**Task instructions:**
Where a line of the entries holds the string "name", copy that line.

**Available records:**
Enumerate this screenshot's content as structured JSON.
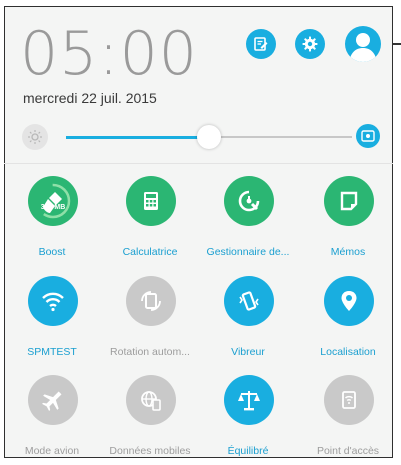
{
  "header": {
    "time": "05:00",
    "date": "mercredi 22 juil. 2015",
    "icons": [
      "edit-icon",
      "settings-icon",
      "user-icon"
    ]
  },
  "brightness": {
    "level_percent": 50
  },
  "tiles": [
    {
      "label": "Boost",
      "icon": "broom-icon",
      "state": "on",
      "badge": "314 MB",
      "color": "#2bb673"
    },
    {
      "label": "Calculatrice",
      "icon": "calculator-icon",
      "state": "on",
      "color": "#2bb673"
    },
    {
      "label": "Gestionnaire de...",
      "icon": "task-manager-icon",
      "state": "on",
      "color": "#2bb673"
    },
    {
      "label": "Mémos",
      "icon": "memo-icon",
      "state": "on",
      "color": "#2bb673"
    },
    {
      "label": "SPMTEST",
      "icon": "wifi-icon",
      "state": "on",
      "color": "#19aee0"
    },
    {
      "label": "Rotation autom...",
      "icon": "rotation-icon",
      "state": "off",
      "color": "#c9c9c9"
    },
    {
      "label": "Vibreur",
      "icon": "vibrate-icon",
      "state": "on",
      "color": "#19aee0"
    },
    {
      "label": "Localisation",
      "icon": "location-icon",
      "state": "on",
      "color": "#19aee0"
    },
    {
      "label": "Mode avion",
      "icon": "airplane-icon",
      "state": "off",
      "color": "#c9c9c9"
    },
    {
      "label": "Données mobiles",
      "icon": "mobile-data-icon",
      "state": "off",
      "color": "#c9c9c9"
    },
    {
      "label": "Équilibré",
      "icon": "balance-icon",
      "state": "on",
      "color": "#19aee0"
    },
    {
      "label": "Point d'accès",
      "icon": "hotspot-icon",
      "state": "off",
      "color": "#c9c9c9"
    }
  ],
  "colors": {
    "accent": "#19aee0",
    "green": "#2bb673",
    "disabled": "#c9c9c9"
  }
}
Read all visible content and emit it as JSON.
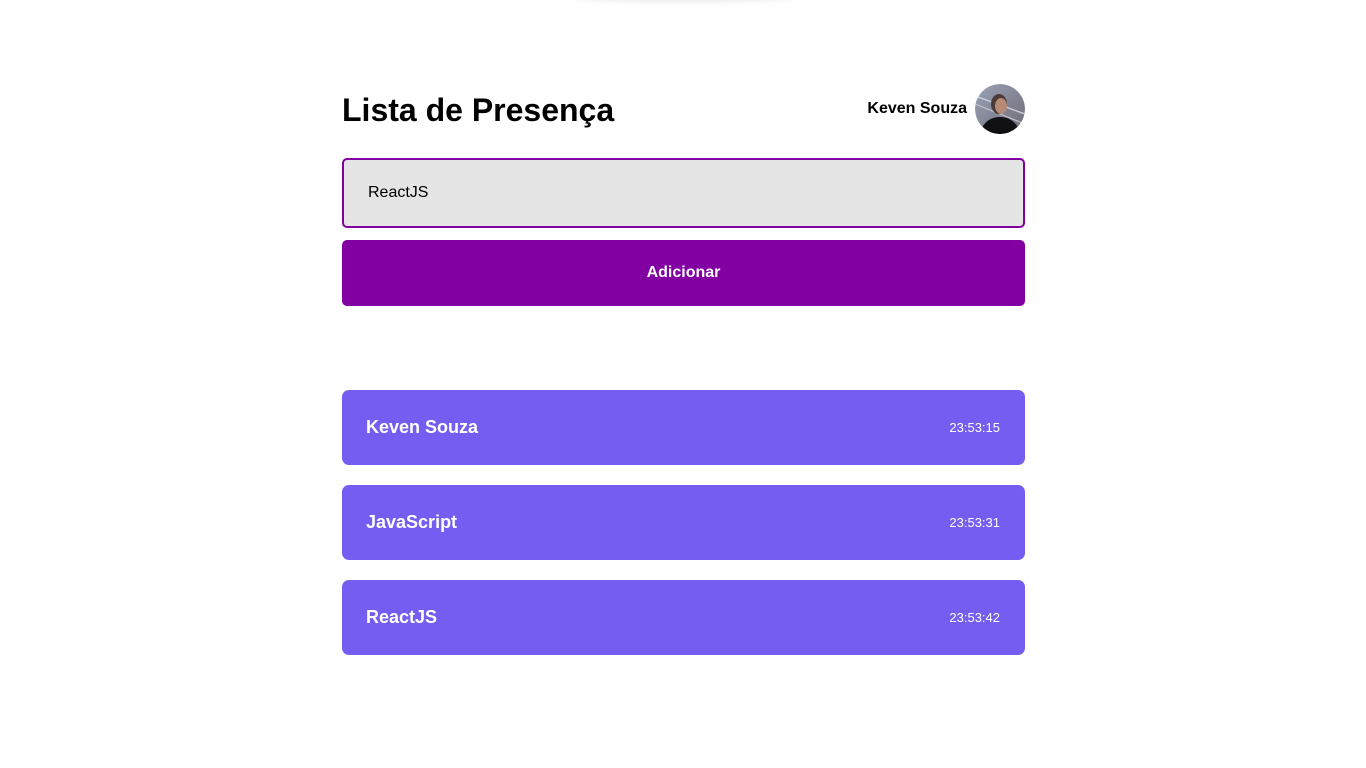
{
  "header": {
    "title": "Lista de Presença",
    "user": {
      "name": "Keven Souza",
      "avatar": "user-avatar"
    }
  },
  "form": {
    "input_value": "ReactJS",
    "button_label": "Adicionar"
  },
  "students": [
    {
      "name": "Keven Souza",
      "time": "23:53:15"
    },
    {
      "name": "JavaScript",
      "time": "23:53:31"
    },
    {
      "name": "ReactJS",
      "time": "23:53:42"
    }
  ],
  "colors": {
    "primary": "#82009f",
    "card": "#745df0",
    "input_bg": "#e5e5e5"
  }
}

**Answer below:**
      "name": "Keven Souza",
      "name": "Keven Souza",
      "name": "JavaScript",
      "name": "ReactJS",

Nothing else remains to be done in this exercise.